# [EXERCISE DIRECTIONS]
Check every line below for the word "into" and give only the number of lines where it appears.

Saved data entries:
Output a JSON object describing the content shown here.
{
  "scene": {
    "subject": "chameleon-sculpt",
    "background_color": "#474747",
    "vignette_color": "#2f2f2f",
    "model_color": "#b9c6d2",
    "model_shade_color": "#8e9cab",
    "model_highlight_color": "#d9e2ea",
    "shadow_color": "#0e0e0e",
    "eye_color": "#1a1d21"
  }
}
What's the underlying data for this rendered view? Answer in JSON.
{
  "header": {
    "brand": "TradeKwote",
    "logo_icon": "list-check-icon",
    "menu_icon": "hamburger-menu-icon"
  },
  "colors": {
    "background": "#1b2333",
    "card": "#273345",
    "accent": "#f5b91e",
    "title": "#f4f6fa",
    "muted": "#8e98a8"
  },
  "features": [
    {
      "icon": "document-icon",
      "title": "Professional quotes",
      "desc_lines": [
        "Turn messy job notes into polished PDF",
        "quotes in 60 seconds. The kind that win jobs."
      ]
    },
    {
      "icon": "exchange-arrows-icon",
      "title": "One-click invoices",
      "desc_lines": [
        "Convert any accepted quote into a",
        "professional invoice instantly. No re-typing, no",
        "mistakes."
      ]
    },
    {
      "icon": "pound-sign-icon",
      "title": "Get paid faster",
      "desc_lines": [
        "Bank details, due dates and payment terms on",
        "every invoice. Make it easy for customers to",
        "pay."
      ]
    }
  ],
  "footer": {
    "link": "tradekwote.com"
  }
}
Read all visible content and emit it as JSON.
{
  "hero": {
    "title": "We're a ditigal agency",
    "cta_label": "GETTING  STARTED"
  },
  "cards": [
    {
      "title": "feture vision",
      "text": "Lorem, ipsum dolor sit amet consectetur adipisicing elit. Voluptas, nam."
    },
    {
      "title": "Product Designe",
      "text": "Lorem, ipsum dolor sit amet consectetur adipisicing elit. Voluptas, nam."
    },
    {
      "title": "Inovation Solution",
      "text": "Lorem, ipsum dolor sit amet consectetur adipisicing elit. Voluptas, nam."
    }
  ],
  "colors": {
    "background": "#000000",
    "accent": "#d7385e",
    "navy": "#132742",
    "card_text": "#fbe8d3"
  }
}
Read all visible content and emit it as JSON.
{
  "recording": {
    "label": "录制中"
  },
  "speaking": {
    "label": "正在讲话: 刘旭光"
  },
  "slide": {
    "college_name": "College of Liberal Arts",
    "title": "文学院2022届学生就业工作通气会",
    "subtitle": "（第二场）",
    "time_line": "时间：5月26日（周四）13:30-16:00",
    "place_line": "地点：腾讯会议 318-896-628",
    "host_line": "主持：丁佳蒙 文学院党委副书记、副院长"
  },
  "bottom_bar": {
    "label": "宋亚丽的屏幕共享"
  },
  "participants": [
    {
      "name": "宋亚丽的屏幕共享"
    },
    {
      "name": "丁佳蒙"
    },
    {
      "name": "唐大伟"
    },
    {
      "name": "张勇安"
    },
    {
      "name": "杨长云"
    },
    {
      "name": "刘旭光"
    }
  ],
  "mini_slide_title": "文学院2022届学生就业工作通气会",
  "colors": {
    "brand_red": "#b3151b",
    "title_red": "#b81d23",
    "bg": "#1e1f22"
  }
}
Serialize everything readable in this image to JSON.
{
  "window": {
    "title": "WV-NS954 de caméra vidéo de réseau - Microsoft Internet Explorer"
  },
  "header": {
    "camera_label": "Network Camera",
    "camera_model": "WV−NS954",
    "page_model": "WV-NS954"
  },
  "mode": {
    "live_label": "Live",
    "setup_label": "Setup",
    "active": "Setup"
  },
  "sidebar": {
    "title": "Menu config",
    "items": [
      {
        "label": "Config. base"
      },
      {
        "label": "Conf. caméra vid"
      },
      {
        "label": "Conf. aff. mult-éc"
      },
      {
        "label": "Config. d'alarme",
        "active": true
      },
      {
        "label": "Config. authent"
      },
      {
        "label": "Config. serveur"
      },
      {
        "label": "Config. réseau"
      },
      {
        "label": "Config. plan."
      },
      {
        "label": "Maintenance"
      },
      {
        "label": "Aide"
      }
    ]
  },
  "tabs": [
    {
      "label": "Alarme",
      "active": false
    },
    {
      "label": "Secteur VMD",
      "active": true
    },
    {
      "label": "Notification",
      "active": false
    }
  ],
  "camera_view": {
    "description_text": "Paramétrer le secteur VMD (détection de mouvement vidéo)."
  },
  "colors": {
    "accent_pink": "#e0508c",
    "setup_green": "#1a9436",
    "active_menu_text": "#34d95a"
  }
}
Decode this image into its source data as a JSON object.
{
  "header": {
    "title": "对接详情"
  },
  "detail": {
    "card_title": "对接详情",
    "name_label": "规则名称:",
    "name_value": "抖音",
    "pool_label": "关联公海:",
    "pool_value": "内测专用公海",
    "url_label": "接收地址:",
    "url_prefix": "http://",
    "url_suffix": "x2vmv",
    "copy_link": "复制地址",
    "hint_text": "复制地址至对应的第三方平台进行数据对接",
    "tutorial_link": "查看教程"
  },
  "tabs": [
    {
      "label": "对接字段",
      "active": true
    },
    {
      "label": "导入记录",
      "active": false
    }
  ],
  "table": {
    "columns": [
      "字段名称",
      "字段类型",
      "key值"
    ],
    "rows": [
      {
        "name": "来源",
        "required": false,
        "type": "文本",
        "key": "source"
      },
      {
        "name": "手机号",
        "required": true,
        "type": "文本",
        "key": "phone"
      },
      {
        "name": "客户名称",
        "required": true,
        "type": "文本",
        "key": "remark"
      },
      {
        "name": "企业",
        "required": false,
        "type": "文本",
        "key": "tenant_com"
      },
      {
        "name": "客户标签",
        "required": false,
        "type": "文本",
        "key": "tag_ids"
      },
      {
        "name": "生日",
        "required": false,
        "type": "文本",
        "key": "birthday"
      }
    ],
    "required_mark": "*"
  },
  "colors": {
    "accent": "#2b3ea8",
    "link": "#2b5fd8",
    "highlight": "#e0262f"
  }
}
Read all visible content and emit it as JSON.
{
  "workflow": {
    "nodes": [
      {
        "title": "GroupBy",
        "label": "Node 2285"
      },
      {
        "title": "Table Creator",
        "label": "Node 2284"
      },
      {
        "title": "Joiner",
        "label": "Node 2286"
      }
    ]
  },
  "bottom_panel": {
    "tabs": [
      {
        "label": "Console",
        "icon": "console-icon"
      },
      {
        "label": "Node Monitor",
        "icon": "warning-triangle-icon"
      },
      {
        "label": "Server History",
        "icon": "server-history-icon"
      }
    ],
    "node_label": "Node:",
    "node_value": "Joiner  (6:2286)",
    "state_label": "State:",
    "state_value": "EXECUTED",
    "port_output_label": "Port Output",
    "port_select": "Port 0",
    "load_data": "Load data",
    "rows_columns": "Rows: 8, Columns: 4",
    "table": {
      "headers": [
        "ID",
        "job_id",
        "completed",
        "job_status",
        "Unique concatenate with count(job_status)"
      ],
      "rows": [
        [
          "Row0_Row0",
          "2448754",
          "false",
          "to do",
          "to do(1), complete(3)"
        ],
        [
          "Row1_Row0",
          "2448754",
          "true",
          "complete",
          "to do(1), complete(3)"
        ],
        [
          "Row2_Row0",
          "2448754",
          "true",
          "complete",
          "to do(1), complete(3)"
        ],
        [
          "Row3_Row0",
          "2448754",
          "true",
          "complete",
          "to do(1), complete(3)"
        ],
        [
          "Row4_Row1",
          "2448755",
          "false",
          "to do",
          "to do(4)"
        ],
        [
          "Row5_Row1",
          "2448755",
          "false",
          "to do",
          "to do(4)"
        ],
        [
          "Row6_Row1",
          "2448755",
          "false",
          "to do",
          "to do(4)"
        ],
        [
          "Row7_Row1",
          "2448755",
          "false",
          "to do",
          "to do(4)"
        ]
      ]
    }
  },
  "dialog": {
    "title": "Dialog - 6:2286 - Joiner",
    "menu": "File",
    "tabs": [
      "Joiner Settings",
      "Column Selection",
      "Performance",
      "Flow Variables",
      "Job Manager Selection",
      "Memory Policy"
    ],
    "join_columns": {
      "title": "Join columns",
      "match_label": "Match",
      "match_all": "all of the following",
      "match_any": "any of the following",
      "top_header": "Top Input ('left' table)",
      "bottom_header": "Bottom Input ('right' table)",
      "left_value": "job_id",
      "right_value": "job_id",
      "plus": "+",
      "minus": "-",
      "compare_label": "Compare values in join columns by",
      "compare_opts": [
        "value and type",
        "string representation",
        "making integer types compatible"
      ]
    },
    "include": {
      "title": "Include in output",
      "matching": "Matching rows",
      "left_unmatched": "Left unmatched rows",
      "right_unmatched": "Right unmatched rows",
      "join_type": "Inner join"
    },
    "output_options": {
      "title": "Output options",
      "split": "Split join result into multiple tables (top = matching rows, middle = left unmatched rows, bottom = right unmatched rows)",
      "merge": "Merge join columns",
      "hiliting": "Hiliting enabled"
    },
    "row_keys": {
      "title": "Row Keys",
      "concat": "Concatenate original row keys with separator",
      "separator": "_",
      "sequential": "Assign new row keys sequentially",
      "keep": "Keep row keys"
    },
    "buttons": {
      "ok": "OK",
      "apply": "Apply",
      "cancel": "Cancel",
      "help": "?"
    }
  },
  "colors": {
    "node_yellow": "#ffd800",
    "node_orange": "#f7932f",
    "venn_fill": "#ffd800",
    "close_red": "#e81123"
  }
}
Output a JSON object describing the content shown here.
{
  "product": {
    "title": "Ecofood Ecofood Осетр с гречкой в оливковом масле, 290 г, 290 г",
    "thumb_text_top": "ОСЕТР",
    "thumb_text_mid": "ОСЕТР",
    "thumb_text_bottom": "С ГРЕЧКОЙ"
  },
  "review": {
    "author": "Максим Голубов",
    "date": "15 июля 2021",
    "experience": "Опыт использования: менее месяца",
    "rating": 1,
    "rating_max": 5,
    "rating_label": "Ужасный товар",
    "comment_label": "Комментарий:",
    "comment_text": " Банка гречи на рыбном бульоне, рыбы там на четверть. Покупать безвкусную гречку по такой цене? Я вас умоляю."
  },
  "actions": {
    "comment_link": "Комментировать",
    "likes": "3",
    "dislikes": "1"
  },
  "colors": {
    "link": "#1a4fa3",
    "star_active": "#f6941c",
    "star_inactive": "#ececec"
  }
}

# [RESULT OF THE TASK]
4